The first neutrinos were discovered in 1956, and they came from a nuclear reactor. Inside the atomic nucleus, a process called beta decay gives birth to reactor neutrinos.
Reactors are extremely effective for investigating neutrinos since they produce vast amounts of them and only have one flavor: electron antineutrinos. It’s critical to know exactly what you’re starting with when studying how hard-to-catch particles change.
Similar to accelerator experiments, reactor experiments can place their detectors at a variety of distances from the source—the reactor. Short-, middle-, and long-baseline experiments use detectors located at various distances to offer neutrinos varied opportunities to oscillate and provide crucial information about how neutrinos vary over time.
The process of fission inside a nuclear reactor eventually results in the generation of neutrinos via beta decay. When heavy materials like uranium or plutonium hit with particles, the atoms split up into lighter elements and undergo beta decay as they become more stable. Neutrinos are energy carriers, although they are not radioactive.
Neutrinos can be measured in a variety of ways, according to scientists. One of them is theta13, which is pronounced “theta one three.” Theta13 has a lot to do with how neutrinos interact, especially how two different types of neutrinos (mass states 1 and 3) interact. Experiments in reactors were crucial in determining theta13 and other mixing angles.
Nuclear reactor studies like Double Chooz, RENO, and the Daya Bay Reactor Neutrino Experiment provide the finest measurements of theta13. The amount of electron antineutrinos that vanish as they move from a close detector to a far detector, converting into other types, can be used to compute theta13.

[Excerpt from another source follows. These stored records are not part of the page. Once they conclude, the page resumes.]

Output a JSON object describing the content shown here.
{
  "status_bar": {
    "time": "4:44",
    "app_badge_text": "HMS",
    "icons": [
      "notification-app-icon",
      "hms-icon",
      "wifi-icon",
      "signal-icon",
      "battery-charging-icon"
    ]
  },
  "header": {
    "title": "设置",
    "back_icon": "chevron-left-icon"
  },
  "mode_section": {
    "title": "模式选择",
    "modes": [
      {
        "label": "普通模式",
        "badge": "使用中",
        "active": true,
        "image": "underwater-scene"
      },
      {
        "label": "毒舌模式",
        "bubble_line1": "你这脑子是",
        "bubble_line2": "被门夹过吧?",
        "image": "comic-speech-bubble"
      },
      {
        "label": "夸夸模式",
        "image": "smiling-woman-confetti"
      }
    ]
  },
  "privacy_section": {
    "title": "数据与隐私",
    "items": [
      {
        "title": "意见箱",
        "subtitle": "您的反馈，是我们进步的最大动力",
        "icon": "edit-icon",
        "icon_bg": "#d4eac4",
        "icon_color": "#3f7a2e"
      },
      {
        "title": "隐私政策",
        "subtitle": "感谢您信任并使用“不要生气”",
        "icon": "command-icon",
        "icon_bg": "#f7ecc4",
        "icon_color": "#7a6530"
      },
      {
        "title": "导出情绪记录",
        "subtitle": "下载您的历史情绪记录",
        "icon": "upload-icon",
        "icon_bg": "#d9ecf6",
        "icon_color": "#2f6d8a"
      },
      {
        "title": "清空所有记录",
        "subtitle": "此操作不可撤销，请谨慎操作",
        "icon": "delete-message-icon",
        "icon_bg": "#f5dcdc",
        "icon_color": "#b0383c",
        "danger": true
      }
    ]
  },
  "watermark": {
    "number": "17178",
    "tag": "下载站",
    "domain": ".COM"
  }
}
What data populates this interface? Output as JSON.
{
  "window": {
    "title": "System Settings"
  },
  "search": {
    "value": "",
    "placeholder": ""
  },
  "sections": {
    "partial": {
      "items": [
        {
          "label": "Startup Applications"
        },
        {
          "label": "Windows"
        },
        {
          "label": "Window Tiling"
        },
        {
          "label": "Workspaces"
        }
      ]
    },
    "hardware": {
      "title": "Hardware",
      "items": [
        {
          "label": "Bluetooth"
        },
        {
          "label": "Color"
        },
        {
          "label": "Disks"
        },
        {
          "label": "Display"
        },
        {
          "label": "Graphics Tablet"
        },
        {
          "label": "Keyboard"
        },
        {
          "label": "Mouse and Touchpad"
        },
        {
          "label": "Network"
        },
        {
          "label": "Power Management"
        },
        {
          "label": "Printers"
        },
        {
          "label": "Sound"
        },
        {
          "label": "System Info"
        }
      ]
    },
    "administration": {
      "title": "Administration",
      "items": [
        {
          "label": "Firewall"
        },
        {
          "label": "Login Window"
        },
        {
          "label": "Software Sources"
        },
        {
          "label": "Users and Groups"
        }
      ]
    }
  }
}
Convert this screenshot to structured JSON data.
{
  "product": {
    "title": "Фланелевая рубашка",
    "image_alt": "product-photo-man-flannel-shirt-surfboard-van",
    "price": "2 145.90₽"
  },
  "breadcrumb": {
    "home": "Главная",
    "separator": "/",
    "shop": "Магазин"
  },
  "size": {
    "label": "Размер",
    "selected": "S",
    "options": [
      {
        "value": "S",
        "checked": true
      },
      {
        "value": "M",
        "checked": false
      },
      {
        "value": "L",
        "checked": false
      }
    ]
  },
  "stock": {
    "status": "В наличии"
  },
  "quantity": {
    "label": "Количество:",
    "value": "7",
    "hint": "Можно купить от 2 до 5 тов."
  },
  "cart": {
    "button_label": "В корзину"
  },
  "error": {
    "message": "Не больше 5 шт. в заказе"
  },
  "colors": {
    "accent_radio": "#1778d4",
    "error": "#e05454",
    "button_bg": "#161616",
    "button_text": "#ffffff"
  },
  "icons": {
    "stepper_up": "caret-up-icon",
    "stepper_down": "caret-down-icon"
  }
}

Knowing numbers like theta13 can help us comprehend something fundamental about our universe. Finding accurate numbers allows scientists to search for asymmetries that may reveal previously unknown physics or provide answers to huge unanswered issues, such as why matter exists in the cosmos.